A: I would suggest, if this is the way you intend to go, to install quarter sawn white oak. A bit harder than regular oak but more stable as far as side to side expansion/contraction. I don’t know why you would paint rather than have multiple coats of a top quality polyurethane applied. Maple would be good for painting because it is so smooth with tight grain, but it gets a little cranky if subject to fluctuations in humidity.

Durability ratings

Q: Would you please advise me of the ratings for hardwoods as far as durability is concerned?

A: has a hardness table whereby you can compare the relative hardness of a number of species.

However, when asking about “durability” then hardness is only one factor to consider. For example, maple is harder than red or white oak. However, it is very tight grained, and therefore is prone to showing scratches or indents/ impressions much more so than oak, which has a much heavier grain.

Some exotics coming on the market are extremely hard and dense and may contain a lot of resins. How well a finish will remain on such a hard surface before it gets ripped off the surface is yet to be seen. Pre finished floors in most if not all cases are coating with aluminum oxide or ceramic coatings. These are very abrasion resistant, but not indestructible. Serious issues can arise when it comes time to recoat these floors.

To answer your question requires more than a simple answer. I don’t think a person can go wrong when they stick to North American species such as various oaks, ash (which has a very similar oak type grain, except more so) which is a little harder than red oak, and even hickory which is harder than maple. All 3 stain and finish well.

Floors and wheelchairs
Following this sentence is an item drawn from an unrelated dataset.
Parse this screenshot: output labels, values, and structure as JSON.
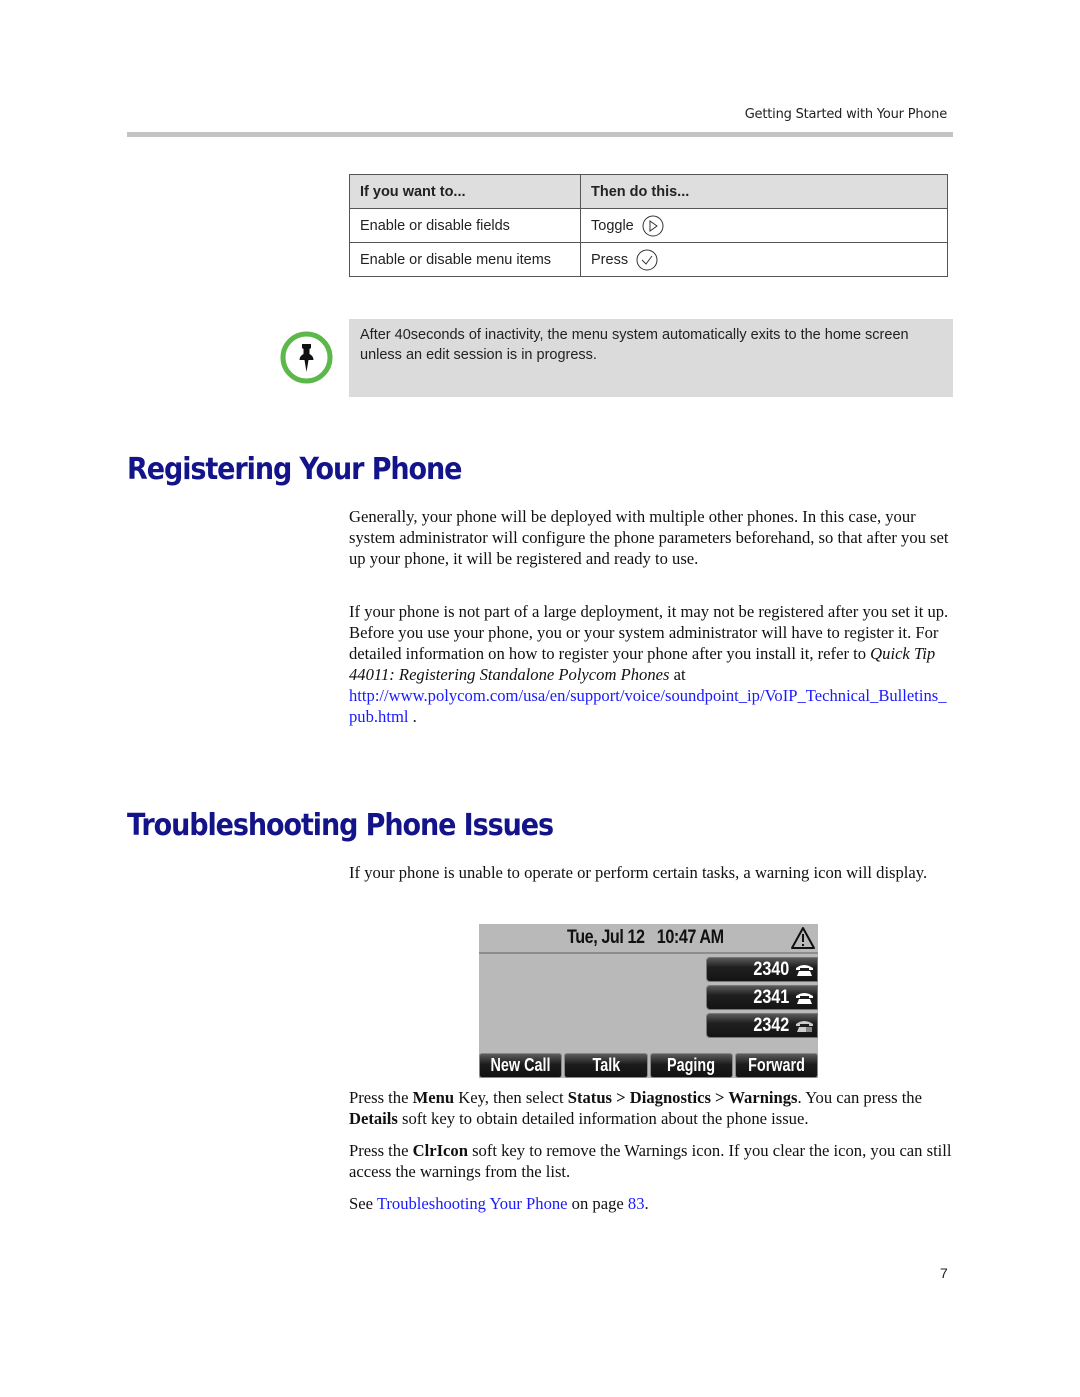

Q: My son is in a power wheelchair. To get to his room he needs to cross the den and I would like to replace it with wood. I’m understanding that the laminating would be easier to keep from getting damaged. Please let me know if a laminated one would work better than a hardwood one. It will get a lot of wear and tear.

A: What is your sub floor made of? Are you in a house or condominium/apartment with concrete? If it is concrete, a good quality laminate would be ideal. I just installed one for a man in the same situation. Laminates are not a floor that would last a lifetime. However, in a condominium setting, they should give you years of trouble free service.
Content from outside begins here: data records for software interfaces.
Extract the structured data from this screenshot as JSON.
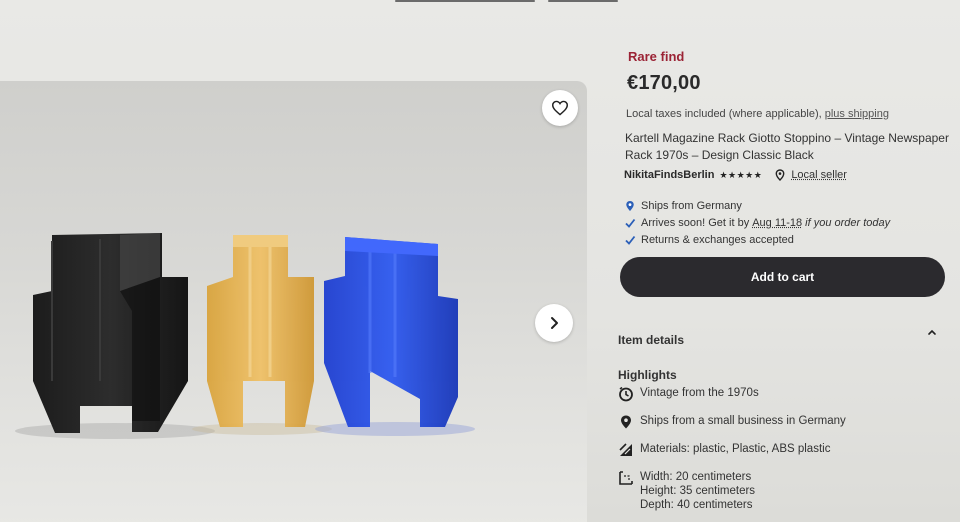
{
  "product": {
    "badge": "Rare find",
    "price": "€170,00",
    "taxes_text": "Local taxes included (where applicable), ",
    "shipping_link": "plus shipping",
    "title": "Kartell Magazine Rack Giotto Stoppino – Vintage Newspaper Rack 1970s – Design Classic Black"
  },
  "seller": {
    "name": "NikitaFindsBerlin",
    "rating": "★★★★★",
    "local_label": "Local seller"
  },
  "shipping_info": {
    "ships_from": "Ships from Germany",
    "arrives_prefix": "Arrives soon! Get it by",
    "arrives_date": "Aug 11-18",
    "arrives_suffix": "if you order today",
    "returns": "Returns & exchanges accepted"
  },
  "actions": {
    "add_to_cart": "Add to cart"
  },
  "details": {
    "section_title": "Item details",
    "highlights_title": "Highlights",
    "vintage": "Vintage from the 1970s",
    "ships_small": "Ships from a small business in Germany",
    "materials": "Materials: plastic, Plastic, ABS plastic",
    "width": "Width: 20 centimeters",
    "height": "Height: 35 centimeters",
    "depth": "Depth: 40 centimeters"
  },
  "icons": {
    "favorite": "heart-icon",
    "next": "chevron-right-icon",
    "location": "pin-icon",
    "check": "check-icon",
    "collapse": "chevron-up-icon",
    "clock": "clock-icon",
    "materials": "materials-icon",
    "dimensions": "ruler-icon"
  },
  "colors": {
    "badge": "#9b2335",
    "cart_button": "#2b2a2e",
    "check_blue": "#2b5fb8"
  }
}
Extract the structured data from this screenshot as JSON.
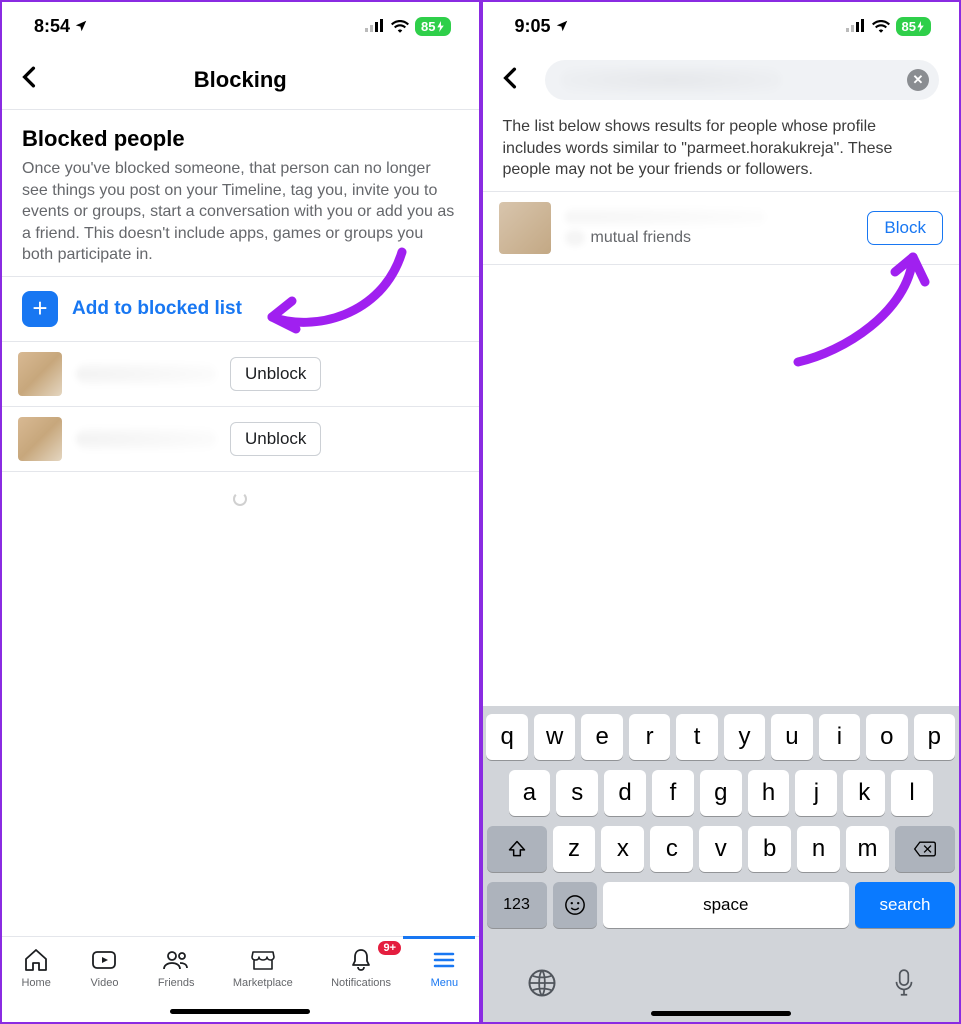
{
  "left": {
    "status": {
      "time": "8:54",
      "battery": "85"
    },
    "nav": {
      "title": "Blocking"
    },
    "section": {
      "title": "Blocked people",
      "desc": "Once you've blocked someone, that person can no longer see things you post on your Timeline, tag you, invite you to events or groups, start a conversation with you or add you as a friend. This doesn't include apps, games or groups you both participate in."
    },
    "add_label": "Add to blocked list",
    "unblock_label": "Unblock",
    "tabs": {
      "home": "Home",
      "video": "Video",
      "friends": "Friends",
      "marketplace": "Marketplace",
      "notifications": "Notifications",
      "menu": "Menu",
      "badge": "9+"
    }
  },
  "right": {
    "status": {
      "time": "9:05",
      "battery": "85"
    },
    "desc": "The list below shows results for people whose profile includes words similar to \"parmeet.horakukreja\". These people may not be your friends or followers.",
    "result_sub": "mutual friends",
    "block_label": "Block",
    "kbd": {
      "r1": [
        "q",
        "w",
        "e",
        "r",
        "t",
        "y",
        "u",
        "i",
        "o",
        "p"
      ],
      "r2": [
        "a",
        "s",
        "d",
        "f",
        "g",
        "h",
        "j",
        "k",
        "l"
      ],
      "r3": [
        "z",
        "x",
        "c",
        "v",
        "b",
        "n",
        "m"
      ],
      "numkey": "123",
      "space": "space",
      "search": "search"
    }
  }
}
In a private home, where you can nail a floor down, but where the sub floors are often not dead flat and level (a must for a laminate installation), a floor 3/4 thick, and properly finished with 3 coats of polyurethane and no cheap sealers used as a base coat will also take a lot of abuse. With real hardwood, if it suffers surface scratches and scuffs, it can later be lightly buffed and a fresh coat of finish applied. With laminate, there really is no fix.
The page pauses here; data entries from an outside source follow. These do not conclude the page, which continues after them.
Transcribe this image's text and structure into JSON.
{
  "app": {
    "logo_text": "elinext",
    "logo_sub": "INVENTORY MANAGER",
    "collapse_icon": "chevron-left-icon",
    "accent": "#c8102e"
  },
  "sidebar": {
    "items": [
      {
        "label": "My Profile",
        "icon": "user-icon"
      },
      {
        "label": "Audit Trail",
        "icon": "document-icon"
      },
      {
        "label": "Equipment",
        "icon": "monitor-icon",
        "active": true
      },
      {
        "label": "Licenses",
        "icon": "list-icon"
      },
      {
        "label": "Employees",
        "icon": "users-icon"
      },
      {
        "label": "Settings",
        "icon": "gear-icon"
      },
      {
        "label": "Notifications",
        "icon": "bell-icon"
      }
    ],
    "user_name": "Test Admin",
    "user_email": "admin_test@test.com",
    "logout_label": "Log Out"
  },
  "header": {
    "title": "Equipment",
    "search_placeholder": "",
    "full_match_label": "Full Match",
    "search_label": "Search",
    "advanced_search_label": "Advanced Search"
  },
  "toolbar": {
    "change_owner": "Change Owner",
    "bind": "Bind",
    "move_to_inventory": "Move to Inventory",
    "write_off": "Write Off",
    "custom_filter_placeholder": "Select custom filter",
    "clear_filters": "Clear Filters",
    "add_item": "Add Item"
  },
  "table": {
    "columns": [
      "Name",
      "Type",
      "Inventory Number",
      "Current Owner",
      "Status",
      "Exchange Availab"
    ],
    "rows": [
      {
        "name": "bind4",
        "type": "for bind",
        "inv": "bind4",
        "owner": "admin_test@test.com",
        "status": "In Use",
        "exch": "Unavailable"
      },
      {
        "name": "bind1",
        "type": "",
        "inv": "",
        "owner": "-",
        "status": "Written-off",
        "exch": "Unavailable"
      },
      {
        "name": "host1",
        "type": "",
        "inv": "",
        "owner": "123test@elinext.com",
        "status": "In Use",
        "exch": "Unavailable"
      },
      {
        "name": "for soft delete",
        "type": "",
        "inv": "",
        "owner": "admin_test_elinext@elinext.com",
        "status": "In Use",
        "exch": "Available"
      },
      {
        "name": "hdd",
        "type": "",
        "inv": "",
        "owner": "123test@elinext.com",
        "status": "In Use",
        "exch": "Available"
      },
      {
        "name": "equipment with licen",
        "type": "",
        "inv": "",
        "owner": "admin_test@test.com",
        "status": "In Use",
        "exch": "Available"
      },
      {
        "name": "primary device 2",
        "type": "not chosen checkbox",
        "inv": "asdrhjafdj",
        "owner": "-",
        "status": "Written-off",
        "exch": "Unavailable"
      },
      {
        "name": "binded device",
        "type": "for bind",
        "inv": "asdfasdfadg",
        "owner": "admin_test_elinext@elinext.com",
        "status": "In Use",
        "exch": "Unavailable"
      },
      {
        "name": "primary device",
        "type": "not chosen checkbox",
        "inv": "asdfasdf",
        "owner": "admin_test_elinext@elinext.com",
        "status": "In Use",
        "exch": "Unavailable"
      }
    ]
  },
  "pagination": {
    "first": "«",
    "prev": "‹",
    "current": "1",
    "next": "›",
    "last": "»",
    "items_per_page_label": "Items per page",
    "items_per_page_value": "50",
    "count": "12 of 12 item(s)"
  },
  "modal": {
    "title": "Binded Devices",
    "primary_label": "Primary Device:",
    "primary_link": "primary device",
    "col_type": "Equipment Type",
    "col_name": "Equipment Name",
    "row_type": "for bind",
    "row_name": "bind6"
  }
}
Wide boards

Q: I am building a new house and I am interested in wider boards of about 5 inches but I have heard these can have problems with cupping? Is this true and if it is, is there a way to avoid the problem?

A: The wider the board, the greater is the chance of cupping. Having said that, the only thing which causes this to happen is excess moisture in the wood itself, either from poor climate control in the house, from installing over a crawl space that has not had steps taken to prevent moisture from rising up under the floor, and such things as this. Make sure you leave at least a 1/2 gap along the walls to allow for any expansion that may occur. The wider the board, the more mass to expand. I believe quarter sawn is much less likely to be affected by this problem at all, though it may be more expensive.

Make sure when this floor is installed that you let it acclimate to the rooms for at least a week. All wet trades must be completed with the heating/air-conditioning in place and functional. Make sure the sub floor is within 4% of the wood flooring as far as moisture content. 7-9% is considered normal range for wood such as oak. If the plywood is reading 20% don’t install the floor.